Element data from apps and pages:
Start of Block

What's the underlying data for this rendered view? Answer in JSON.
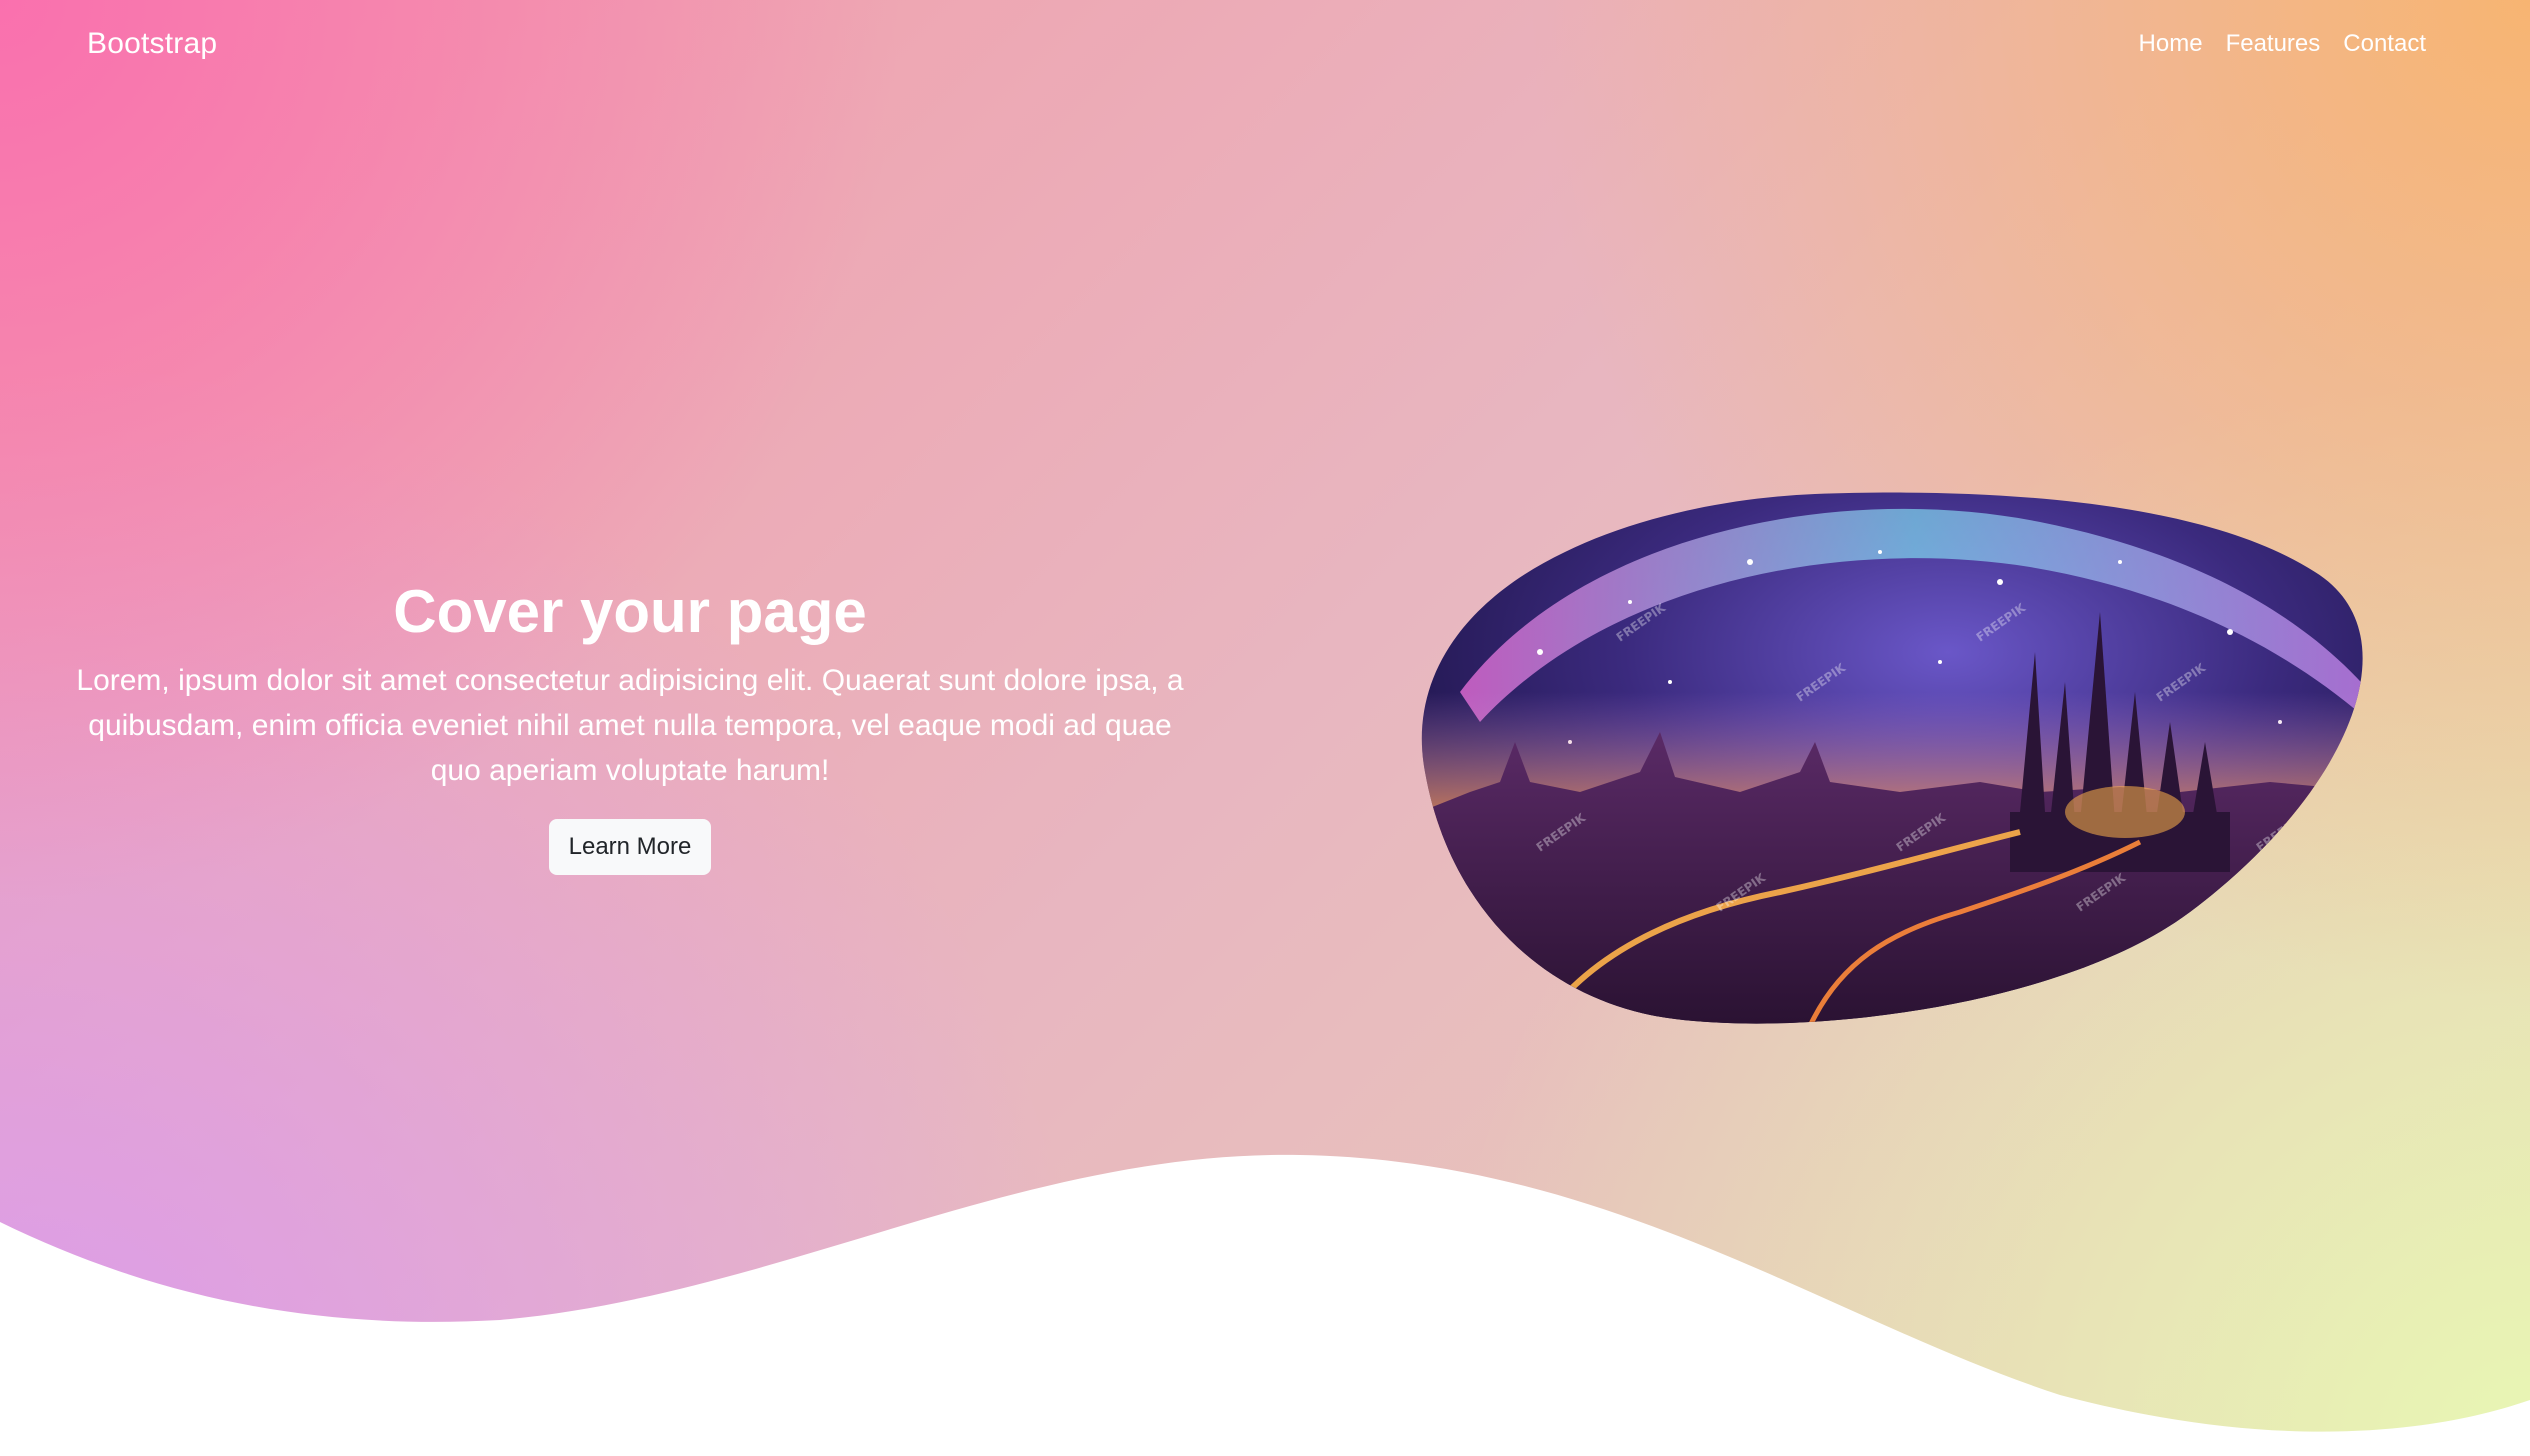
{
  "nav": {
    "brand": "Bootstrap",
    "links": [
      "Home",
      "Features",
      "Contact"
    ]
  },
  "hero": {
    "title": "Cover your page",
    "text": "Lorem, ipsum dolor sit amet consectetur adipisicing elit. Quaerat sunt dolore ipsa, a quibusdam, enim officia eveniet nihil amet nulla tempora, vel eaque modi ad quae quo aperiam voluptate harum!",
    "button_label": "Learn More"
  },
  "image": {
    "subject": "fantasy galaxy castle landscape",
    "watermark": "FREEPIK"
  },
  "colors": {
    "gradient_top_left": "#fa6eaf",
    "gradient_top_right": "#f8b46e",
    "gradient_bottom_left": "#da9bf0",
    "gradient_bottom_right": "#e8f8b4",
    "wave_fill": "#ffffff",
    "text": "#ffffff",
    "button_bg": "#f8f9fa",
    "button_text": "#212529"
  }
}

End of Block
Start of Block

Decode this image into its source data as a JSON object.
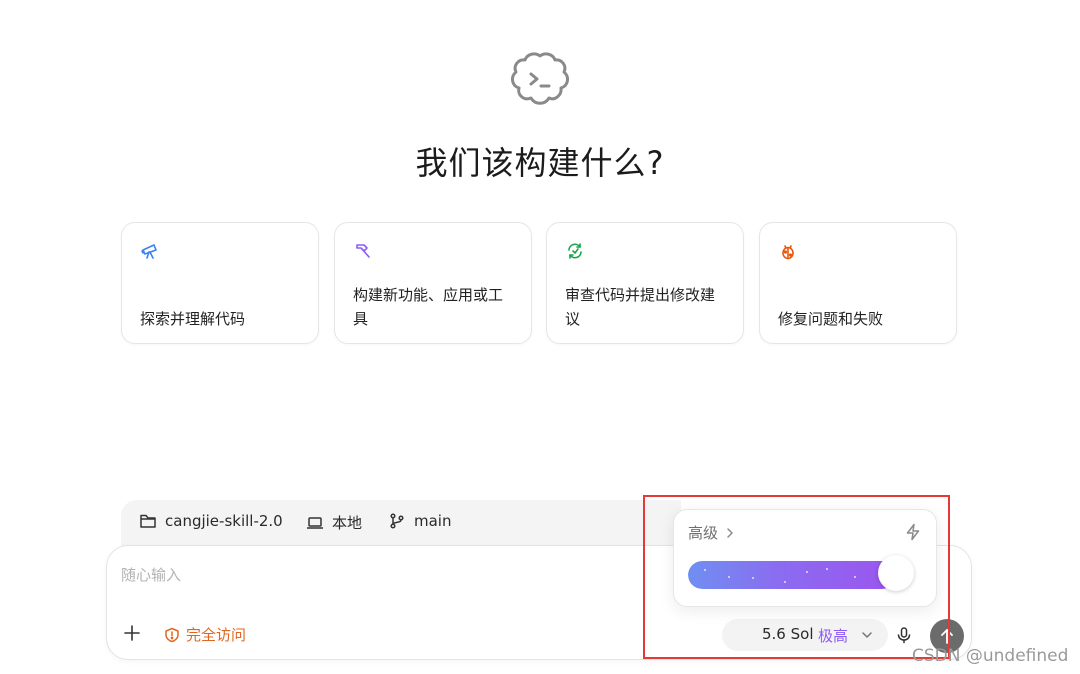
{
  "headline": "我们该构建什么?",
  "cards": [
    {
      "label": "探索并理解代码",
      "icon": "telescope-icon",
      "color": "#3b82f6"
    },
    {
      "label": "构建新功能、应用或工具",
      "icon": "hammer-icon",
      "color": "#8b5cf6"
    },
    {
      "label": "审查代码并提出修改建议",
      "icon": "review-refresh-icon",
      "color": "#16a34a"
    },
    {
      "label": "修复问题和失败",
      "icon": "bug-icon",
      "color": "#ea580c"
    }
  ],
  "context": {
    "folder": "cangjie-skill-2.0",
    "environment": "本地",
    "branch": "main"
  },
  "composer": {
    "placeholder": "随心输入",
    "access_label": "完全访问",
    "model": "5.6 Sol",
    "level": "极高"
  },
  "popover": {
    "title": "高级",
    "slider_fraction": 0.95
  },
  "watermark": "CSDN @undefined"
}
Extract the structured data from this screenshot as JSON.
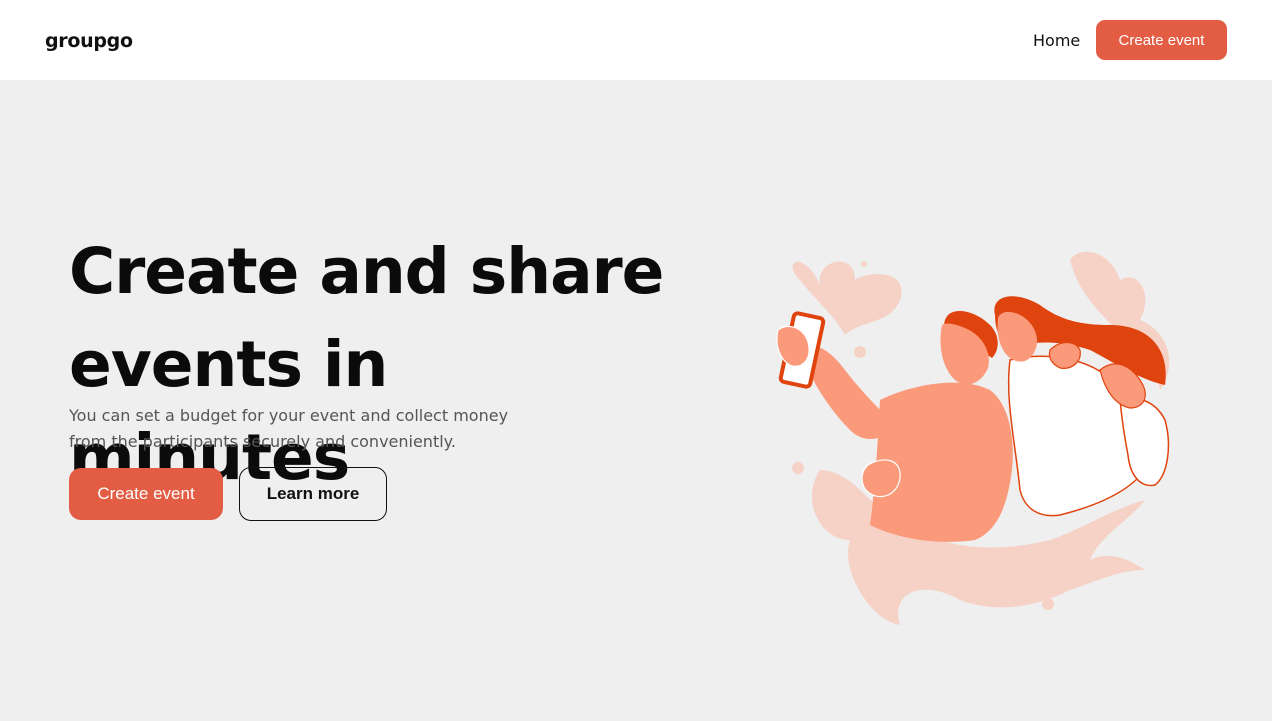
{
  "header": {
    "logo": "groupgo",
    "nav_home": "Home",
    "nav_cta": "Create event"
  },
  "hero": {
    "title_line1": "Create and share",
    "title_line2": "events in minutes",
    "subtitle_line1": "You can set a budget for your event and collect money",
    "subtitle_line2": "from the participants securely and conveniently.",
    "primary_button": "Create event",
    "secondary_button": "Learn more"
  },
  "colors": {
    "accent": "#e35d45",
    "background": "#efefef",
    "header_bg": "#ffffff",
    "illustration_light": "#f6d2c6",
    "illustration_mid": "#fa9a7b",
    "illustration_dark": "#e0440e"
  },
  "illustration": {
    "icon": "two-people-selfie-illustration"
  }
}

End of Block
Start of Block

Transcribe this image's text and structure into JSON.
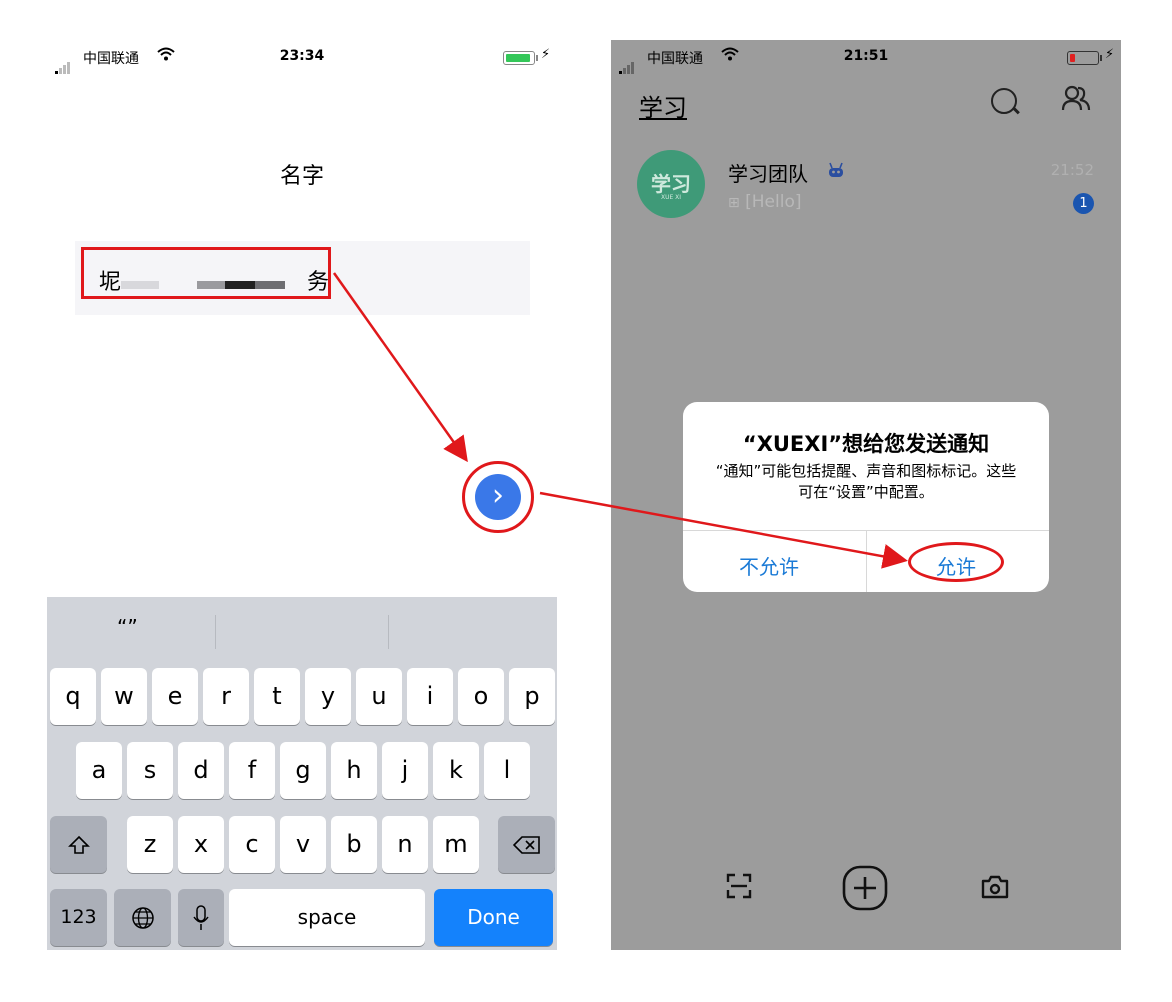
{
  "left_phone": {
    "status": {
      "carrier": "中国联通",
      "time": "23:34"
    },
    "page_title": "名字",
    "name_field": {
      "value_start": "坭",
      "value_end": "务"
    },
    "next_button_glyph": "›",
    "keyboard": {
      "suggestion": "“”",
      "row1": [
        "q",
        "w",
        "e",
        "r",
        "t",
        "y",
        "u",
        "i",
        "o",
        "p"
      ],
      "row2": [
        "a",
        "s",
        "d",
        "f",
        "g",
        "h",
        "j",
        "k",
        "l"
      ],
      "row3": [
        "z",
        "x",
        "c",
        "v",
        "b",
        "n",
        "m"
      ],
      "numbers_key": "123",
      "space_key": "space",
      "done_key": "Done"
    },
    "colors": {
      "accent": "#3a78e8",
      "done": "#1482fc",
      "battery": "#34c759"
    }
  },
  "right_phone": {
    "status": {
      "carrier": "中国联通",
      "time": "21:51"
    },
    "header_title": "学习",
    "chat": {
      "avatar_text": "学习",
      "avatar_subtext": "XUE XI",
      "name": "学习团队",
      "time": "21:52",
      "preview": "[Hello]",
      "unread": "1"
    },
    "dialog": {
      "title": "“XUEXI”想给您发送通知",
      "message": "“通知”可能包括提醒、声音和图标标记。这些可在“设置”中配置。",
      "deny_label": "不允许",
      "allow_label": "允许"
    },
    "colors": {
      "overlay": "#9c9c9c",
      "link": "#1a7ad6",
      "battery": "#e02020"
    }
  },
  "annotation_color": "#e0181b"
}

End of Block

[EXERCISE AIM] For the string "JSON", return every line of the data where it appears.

[OUTPUT OF THE TASK]
What's the underlying data for this rendered view? Answer in JSON.
Decode this image into its source data as a JSON object.
Extract the structured data from this screenshot as JSON.
Transcribe this image's text and structure into JSON.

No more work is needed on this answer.